╭──

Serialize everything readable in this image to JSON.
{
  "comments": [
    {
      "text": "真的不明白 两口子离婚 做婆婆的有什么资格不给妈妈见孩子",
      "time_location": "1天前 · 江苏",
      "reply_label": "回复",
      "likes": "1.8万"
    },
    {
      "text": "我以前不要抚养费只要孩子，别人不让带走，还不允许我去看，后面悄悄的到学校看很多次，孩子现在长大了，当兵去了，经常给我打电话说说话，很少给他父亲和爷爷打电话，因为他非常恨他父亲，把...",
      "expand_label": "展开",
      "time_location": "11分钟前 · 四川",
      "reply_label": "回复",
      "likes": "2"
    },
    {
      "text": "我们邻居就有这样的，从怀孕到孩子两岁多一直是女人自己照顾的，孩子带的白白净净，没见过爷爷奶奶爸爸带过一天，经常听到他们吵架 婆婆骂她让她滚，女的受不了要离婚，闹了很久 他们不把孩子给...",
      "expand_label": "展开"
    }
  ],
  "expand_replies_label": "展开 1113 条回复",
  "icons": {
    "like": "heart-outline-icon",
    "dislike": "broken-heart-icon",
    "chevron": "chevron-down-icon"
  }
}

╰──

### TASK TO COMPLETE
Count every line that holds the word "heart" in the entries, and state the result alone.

### EXERCISE OUTPUT
2